:: WHAT TO DO ::
From the listing below, extract every line in which the word "altid" appears.

:: STUDY MATERIAL ::

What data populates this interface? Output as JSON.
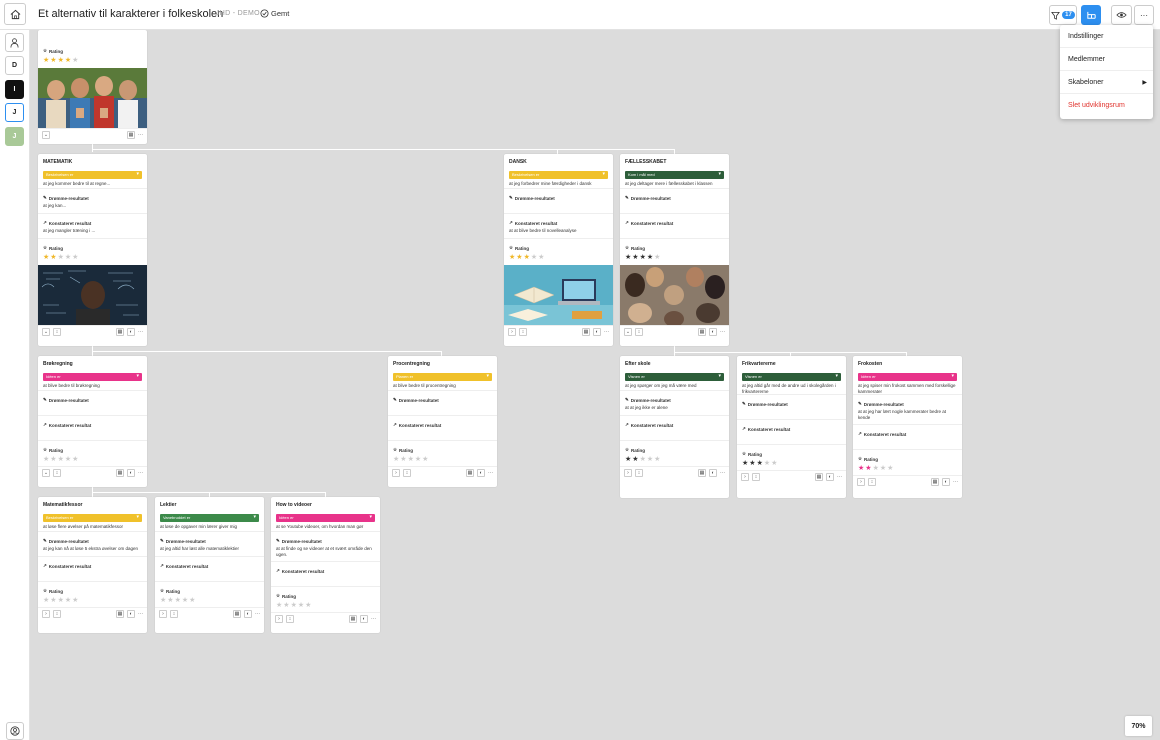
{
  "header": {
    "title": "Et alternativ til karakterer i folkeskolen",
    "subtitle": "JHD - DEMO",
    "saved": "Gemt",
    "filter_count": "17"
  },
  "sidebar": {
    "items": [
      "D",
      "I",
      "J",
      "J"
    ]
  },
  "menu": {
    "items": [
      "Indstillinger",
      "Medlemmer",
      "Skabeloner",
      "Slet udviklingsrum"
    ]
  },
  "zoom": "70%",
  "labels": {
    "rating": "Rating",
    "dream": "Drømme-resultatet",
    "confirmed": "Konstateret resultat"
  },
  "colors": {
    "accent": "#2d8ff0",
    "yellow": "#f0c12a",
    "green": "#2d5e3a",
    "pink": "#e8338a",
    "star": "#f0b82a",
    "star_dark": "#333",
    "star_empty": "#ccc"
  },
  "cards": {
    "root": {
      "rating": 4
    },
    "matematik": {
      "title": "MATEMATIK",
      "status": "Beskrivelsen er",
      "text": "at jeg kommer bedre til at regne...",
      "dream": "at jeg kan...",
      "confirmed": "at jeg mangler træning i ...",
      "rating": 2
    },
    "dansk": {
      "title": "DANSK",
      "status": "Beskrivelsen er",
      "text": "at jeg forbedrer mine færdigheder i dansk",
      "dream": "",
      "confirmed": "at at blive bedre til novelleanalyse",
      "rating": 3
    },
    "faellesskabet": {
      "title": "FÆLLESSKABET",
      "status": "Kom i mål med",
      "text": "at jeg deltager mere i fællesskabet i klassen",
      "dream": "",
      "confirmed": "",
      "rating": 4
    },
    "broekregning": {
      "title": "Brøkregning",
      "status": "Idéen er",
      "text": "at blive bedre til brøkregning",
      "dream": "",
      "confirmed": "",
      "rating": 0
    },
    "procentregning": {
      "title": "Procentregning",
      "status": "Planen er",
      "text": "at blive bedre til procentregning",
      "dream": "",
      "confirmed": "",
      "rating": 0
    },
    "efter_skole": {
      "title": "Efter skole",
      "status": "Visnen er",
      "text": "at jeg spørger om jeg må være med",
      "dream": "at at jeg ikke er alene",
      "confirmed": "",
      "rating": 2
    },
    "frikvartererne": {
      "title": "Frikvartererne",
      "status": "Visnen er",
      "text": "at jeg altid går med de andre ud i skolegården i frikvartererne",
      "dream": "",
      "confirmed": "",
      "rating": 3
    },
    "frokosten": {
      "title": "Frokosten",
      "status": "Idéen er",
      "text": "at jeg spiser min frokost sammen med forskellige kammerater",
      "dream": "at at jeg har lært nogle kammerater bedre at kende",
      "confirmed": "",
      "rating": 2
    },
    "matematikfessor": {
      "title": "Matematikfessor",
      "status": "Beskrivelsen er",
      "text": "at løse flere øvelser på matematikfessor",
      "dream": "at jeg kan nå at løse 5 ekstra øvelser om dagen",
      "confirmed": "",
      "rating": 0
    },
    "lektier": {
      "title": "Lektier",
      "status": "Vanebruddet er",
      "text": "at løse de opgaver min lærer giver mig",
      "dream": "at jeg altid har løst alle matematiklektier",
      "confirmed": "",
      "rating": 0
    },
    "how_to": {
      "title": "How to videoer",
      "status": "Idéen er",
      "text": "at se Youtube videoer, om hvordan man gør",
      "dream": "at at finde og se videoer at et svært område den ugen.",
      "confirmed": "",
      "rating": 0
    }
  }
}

:: EXERCISE OUTPUT ::
      "text": "at jeg altid går med de andre ud i skolegården i frikvartererne",
      "dream": "at jeg altid har løst alle matematiklektier",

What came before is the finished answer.